Skip to main content
ARS Home » Plains Area » Houston, Texas » Children's Nutrition Research Center » Research » Publications at this Location » Publication #349367

Research Project: Developmental Determinants of Obesity in Infants and Children

Location: Children's Nutrition Research Center

Title: Heparin increases food intake through AgRP neurons

Author
item ZHU, CANJUN - South China Agricultural University
item XU, PINGWEN - Children'S Nutrition Research Center (CNRC)
item HE, YANLIN - Children'S Nutrition Research Center (CNRC)
item YUAN, YEXIAN - South China Agricultural University
item WANG, TAO - South China Agricultural University
item CAI, XINGCAI - South China Agricultural University
item YU, LULU - South China Agricultural University
item YANG, LIUSONG - South China Agricultural University
item WU, JUNGUO - South China Agricultural University
item WANG, LINA - South China Agricultural University
item ZHU, XIAOTONG - South China Agricultural University
item GAO, PING - South China Agricultural University
item XI, QIANGYUN - South China Agricultural University
item ZHANG, YONGLIANG - South China Agricultural University
item XU, YONG - Children'S Nutrition Research Center (CNRC)
item JIANG, QINGYAN - South China Agricultural University
item SHU, GANG - Children'S Nutrition Research Center (CNRC)

Submitted to: Cell Reports
Publication Type: Peer Reviewed Journal
Publication Acceptance Date: 8/14/2017
Publication Date: 9/5/2017
Citation: Zhu, C., Xu, P., He, Y., Yuan, Y., Wang, T., Cai, X., Yu, L., Yang, L., Wu, J., Wang, L., Zhu, X., Gao, P., Xi, Q., Zhang, Y., Xu, Y., Jiang, Q., Shu, G. 2017. Heparin increases food intake through AgRP neurons. Cell Reports. 20:2455-2467.

Interpretive Summary: Obesity is a serious global health problem. Here we showed that heparin, a commonly used anticoagulant, can increase food intake and body weight via its actions in the brain. These findings suggested that heparin could be a potential target for treatment of obesity.
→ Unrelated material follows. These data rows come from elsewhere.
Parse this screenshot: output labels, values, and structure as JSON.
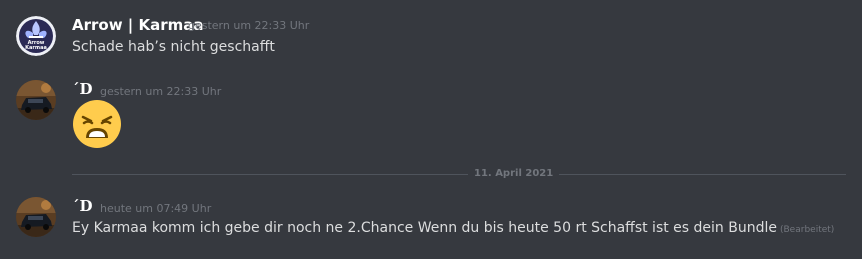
{
  "messages": [
    {
      "author": "Arrow | Karmaa",
      "timestamp": "gestern um 22:33 Uhr",
      "content": "Schade hab’s nicht geschafft",
      "avatar_text_top": "Arrow",
      "avatar_text_bottom": "Karmaa"
    },
    {
      "author": "´D",
      "timestamp": "gestern um 22:33 Uhr",
      "emoji": "weary-face"
    },
    {
      "author": "´D",
      "timestamp": "heute um 07:49 Uhr",
      "content": "Ey Karmaa komm ich gebe dir noch ne 2.Chance Wenn du bis heute 50 rt Schaffst ist es dein Bundle",
      "edited_label": "(Bearbeitet)"
    }
  ],
  "date_divider": "11. April 2021",
  "colors": {
    "background": "#36393f",
    "text": "#dcddde",
    "author": "#ffffff",
    "muted": "#72767d",
    "divider": "#4f545c"
  },
  "icons": [
    "fleur-de-lis-logo-icon",
    "car-avatar-icon",
    "weary-face-emoji-icon"
  ]
}
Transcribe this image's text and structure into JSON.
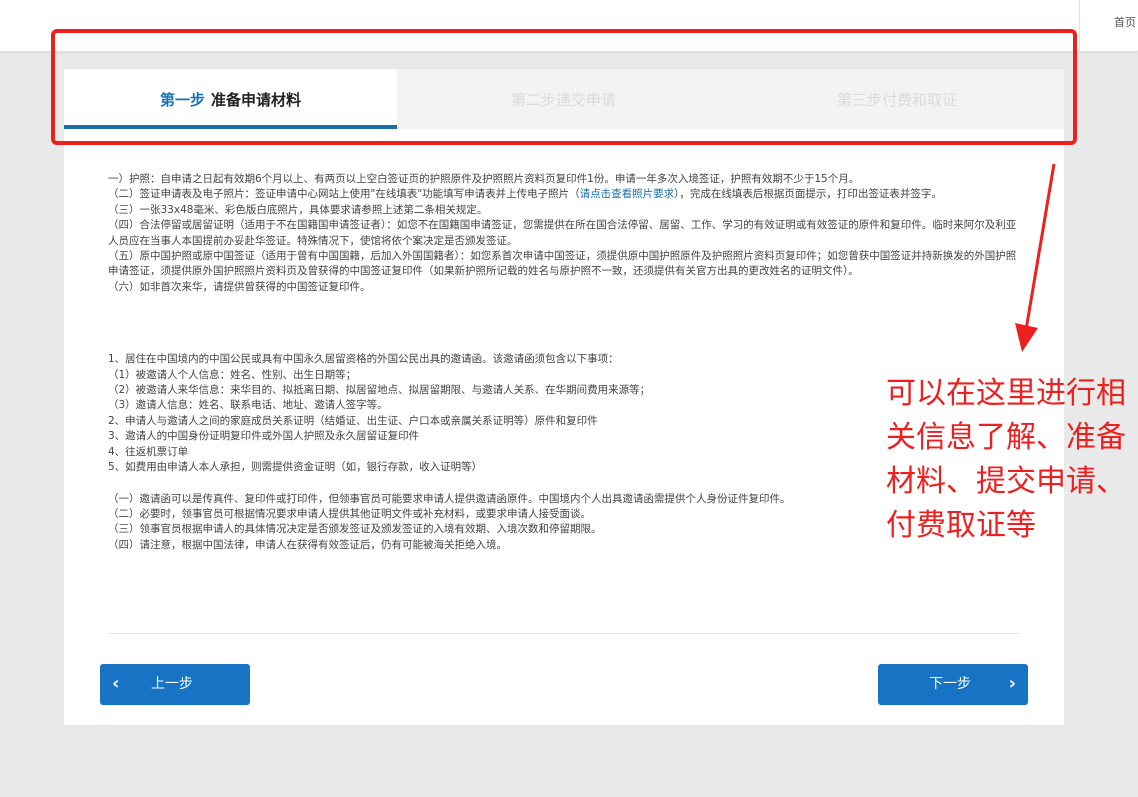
{
  "topbar": {
    "home_label": "首页"
  },
  "steps": [
    {
      "number": "第一步",
      "label": "准备申请材料",
      "active": true
    },
    {
      "label": "第二步递交申请",
      "active": false
    },
    {
      "label": "第三步付费和取证",
      "active": false
    }
  ],
  "section1": [
    "一）护照：自申请之日起有效期6个月以上、有两页以上空白签证页的护照原件及护照照片资料页复印件1份。申请一年多次入境签证，护照有效期不少于15个月。",
    "（二）签证申请表及电子照片：签证申请中心网站上使用\"在线填表\"功能填写申请表并上传电子照片（",
    "（三）一张33x48毫米、彩色版白底照片，具体要求请参照上述第二条相关规定。",
    "（四）合法停留或居留证明（适用于不在国籍国申请签证者）：如您不在国籍国申请签证，您需提供在所在国合法停留、居留、工作、学习的有效证明或有效签证的原件和复印件。临时来阿尔及利亚人员应在当事人本国提前办妥赴华签证。特殊情况下，使馆将依个案决定是否颁发签证。",
    "（五）原中国护照或原中国签证（适用于曾有中国国籍，后加入外国国籍者）：如您系首次申请中国签证，须提供原中国护照原件及护照照片资料页复印件；如您曾获中国签证并持新换发的外国护照申请签证，须提供原外国护照照片资料页及曾获得的中国签证复印件（如果新护照所记载的姓名与原护照不一致，还须提供有关官方出具的更改姓名的证明文件）。",
    "（六）如非首次来华，请提供曾获得的中国签证复印件。"
  ],
  "section1_link": "请点击查看照片要求",
  "section1_after_link": "），完成在线填表后根据页面提示，打印出签证表并签字。",
  "section2": [
    "1、居住在中国境内的中国公民或具有中国永久居留资格的外国公民出具的邀请函。该邀请函须包含以下事项：",
    "（1）被邀请人个人信息：姓名、性别、出生日期等；",
    "（2）被邀请人来华信息：来华目的、拟抵离日期、拟居留地点、拟居留期限、与邀请人关系、在华期间费用来源等；",
    "（3）邀请人信息：姓名、联系电话、地址、邀请人签字等。",
    "2、申请人与邀请人之间的家庭成员关系证明（结婚证、出生证、户口本或亲属关系证明等）原件和复印件",
    "3、邀请人的中国身份证明复印件或外国人护照及永久居留证复印件",
    "4、往返机票订单",
    "5、如费用由申请人本人承担，则需提供资金证明（如，银行存款，收入证明等）"
  ],
  "section3": [
    "（一）邀请函可以是传真件、复印件或打印件，但领事官员可能要求申请人提供邀请函原件。中国境内个人出具邀请函需提供个人身份证件复印件。",
    "（二）必要时，领事官员可根据情况要求申请人提供其他证明文件或补充材料，或要求申请人接受面谈。",
    "（三）领事官员根据申请人的具体情况决定是否颁发签证及颁发签证的入境有效期、入境次数和停留期限。",
    "（四）请注意，根据中国法律，申请人在获得有效签证后，仍有可能被海关拒绝入境。"
  ],
  "buttons": {
    "prev_label": "上一步",
    "next_label": "下一步"
  },
  "annotation": "可以在这里进行相关信息了解、准备材料、提交申请、付费取证等",
  "colors": {
    "accent": "#1773c3",
    "annotation": "#ee1f1f",
    "underline": "#1b6fa8"
  }
}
Technical Abstract: Although the widely used anticoagulant drug heparin has been shown to have many other biological functions independent of its anticoagulant role, its effects on energy homeostasis are unknown. Here, we demonstrate that heparin level is negatively associated with nutritional states and that heparin treatment increases food intake and body weight gain. By using electrophysiological, pharmacological, molecular biological, and chemogenetic approaches, we provide evidence that heparin increases food intake by stimulating AgRP neurons and increasing AgRP release. Our results support a model whereby heparin competes with insulinfor insulin receptor binding on AgRP neurons, and by doing so it inhibits FoxO1 activity to promote AgRP release and feeding. Heparin may be a potential drug target for food intake regulation and body weight control.